## Material for this task
■ ■ ■ ■ ■
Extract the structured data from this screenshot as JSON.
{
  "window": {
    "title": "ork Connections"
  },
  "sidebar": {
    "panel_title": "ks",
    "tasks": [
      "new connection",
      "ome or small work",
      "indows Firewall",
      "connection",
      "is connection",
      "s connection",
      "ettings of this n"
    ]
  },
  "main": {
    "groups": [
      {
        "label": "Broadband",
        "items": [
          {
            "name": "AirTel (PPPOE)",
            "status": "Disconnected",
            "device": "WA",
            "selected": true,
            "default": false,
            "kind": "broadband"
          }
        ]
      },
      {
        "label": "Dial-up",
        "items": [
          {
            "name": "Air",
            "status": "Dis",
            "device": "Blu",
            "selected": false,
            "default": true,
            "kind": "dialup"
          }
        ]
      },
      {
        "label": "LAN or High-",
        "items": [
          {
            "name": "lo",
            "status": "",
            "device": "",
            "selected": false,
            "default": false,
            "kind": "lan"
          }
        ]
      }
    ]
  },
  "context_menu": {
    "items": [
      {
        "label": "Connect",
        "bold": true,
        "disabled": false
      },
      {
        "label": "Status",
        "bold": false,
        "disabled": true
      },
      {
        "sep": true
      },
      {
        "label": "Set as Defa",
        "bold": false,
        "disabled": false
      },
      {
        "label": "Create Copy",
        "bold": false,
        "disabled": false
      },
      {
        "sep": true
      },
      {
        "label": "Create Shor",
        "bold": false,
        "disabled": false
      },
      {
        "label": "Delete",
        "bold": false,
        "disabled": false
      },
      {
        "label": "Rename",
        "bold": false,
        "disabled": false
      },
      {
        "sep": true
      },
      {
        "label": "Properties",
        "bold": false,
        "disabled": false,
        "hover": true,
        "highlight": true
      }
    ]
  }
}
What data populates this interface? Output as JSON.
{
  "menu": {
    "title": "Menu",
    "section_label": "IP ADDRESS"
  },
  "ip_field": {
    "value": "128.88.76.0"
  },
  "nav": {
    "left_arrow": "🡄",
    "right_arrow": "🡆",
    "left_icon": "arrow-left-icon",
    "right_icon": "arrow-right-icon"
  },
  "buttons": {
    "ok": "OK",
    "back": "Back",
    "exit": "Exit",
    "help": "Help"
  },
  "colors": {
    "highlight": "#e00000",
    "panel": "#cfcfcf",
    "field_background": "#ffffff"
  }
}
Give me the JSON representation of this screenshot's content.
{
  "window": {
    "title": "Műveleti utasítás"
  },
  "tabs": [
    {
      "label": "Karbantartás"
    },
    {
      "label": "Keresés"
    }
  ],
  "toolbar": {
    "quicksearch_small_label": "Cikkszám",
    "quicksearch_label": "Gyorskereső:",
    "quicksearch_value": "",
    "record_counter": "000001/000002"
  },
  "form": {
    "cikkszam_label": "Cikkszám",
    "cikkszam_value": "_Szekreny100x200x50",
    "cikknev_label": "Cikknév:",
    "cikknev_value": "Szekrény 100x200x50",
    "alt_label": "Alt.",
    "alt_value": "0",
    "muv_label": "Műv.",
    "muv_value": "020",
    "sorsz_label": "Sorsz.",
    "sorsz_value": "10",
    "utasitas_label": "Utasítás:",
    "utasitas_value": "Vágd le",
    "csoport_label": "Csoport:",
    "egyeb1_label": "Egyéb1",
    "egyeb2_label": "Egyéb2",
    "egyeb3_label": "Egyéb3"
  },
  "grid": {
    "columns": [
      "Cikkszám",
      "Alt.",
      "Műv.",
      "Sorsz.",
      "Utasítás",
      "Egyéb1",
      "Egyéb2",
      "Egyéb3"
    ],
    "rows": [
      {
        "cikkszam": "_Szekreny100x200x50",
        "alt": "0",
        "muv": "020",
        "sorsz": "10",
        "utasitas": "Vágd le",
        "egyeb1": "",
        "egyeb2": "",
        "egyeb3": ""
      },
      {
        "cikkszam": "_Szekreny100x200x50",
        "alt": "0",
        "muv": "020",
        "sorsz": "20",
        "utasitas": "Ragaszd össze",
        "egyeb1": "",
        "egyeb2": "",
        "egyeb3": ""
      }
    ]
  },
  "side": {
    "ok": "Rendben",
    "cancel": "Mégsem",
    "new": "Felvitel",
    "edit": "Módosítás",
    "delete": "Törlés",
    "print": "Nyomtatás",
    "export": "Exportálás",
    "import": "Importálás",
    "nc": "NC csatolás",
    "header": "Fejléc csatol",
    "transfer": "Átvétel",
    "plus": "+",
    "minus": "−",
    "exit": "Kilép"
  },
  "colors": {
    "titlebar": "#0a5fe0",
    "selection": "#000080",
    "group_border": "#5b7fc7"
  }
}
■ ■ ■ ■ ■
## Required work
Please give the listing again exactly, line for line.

## Output below
Extract the structured data from this screenshot as JSON.
{
  "window": {
    "title": "ork Connections"
  },
  "sidebar": {
    "panel_title": "ks",
    "tasks": [
      "new connection",
      "ome or small work",
      "indows Firewall",
      "connection",
      "is connection",
      "s connection",
      "ettings of this n"
    ]
  },
  "main": {
    "groups": [
      {
        "label": "Broadband",
        "items": [
          {
            "name": "AirTel (PPPOE)",
            "status": "Disconnected",
            "device": "WA",
            "selected": true,
            "default": false,
            "kind": "broadband"
          }
        ]
      },
      {
        "label": "Dial-up",
        "items": [
          {
            "name": "Air",
            "status": "Dis",
            "device": "Blu",
            "selected": false,
            "default": true,
            "kind": "dialup"
          }
        ]
      },
      {
        "label": "LAN or High-",
        "items": [
          {
            "name": "lo",
            "status": "",
            "device": "",
            "selected": false,
            "default": false,
            "kind": "lan"
          }
        ]
      }
    ]
  },
  "context_menu": {
    "items": [
      {
        "label": "Connect",
        "bold": true,
        "disabled": false
      },
      {
        "label": "Status",
        "bold": false,
        "disabled": true
      },
      {
        "sep": true
      },
      {
        "label": "Set as Defa",
        "bold": false,
        "disabled": false
      },
      {
        "label": "Create Copy",
        "bold": false,
        "disabled": false
      },
      {
        "sep": true
      },
      {
        "label": "Create Shor",
        "bold": false,
        "disabled": false
      },
      {
        "label": "Delete",
        "bold": false,
        "disabled": false
      },
      {
        "label": "Rename",
        "bold": false,
        "disabled": false
      },
      {
        "sep": true
      },
      {
        "label": "Properties",
        "bold": false,
        "disabled": false,
        "hover": true,
        "highlight": true
      }
    ]
  }
}
What data populates this interface? Output as JSON.
{
  "menu": {
    "title": "Menu",
    "section_label": "IP ADDRESS"
  },
  "ip_field": {
    "value": "128.88.76.0"
  },
  "nav": {
    "left_arrow": "🡄",
    "right_arrow": "🡆",
    "left_icon": "arrow-left-icon",
    "right_icon": "arrow-right-icon"
  },
  "buttons": {
    "ok": "OK",
    "back": "Back",
    "exit": "Exit",
    "help": "Help"
  },
  "colors": {
    "highlight": "#e00000",
    "panel": "#cfcfcf",
    "field_background": "#ffffff"
  }
}
Give me the JSON representation of this screenshot's content.
{
  "window": {
    "title": "Műveleti utasítás"
  },
  "tabs": [
    {
      "label": "Karbantartás"
    },
    {
      "label": "Keresés"
    }
  ],
  "toolbar": {
    "quicksearch_small_label": "Cikkszám",
    "quicksearch_label": "Gyorskereső:",
    "quicksearch_value": "",
    "record_counter": "000001/000002"
  },
  "form": {
    "cikkszam_label": "Cikkszám",
    "cikkszam_value": "_Szekreny100x200x50",
    "cikknev_label": "Cikknév:",
    "cikknev_value": "Szekrény 100x200x50",
    "alt_label": "Alt.",
    "alt_value": "0",
    "muv_label": "Műv.",
    "muv_value": "020",
    "sorsz_label": "Sorsz.",
    "sorsz_value": "10",
    "utasitas_label": "Utasítás:",
    "utasitas_value": "Vágd le",
    "csoport_label": "Csoport:",
    "egyeb1_label": "Egyéb1",
    "egyeb2_label": "Egyéb2",
    "egyeb3_label": "Egyéb3"
  },
  "grid": {
    "columns": [
      "Cikkszám",
      "Alt.",
      "Műv.",
      "Sorsz.",
      "Utasítás",
      "Egyéb1",
      "Egyéb2",
      "Egyéb3"
    ],
    "rows": [
      {
        "cikkszam": "_Szekreny100x200x50",
        "alt": "0",
        "muv": "020",
        "sorsz": "10",
        "utasitas": "Vágd le",
        "egyeb1": "",
        "egyeb2": "",
        "egyeb3": ""
      },
      {
        "cikkszam": "_Szekreny100x200x50",
        "alt": "0",
        "muv": "020",
        "sorsz": "20",
        "utasitas": "Ragaszd össze",
        "egyeb1": "",
        "egyeb2": "",
        "egyeb3": ""
      }
    ]
  },
  "side": {
    "ok": "Rendben",
    "cancel": "Mégsem",
    "new": "Felvitel",
    "edit": "Módosítás",
    "delete": "Törlés",
    "print": "Nyomtatás",
    "export": "Exportálás",
    "import": "Importálás",
    "nc": "NC csatolás",
    "header": "Fejléc csatol",
    "transfer": "Átvétel",
    "plus": "+",
    "minus": "−",
    "exit": "Kilép"
  },
  "colors": {
    "titlebar": "#0a5fe0",
    "selection": "#000080",
    "group_border": "#5b7fc7"
  }
}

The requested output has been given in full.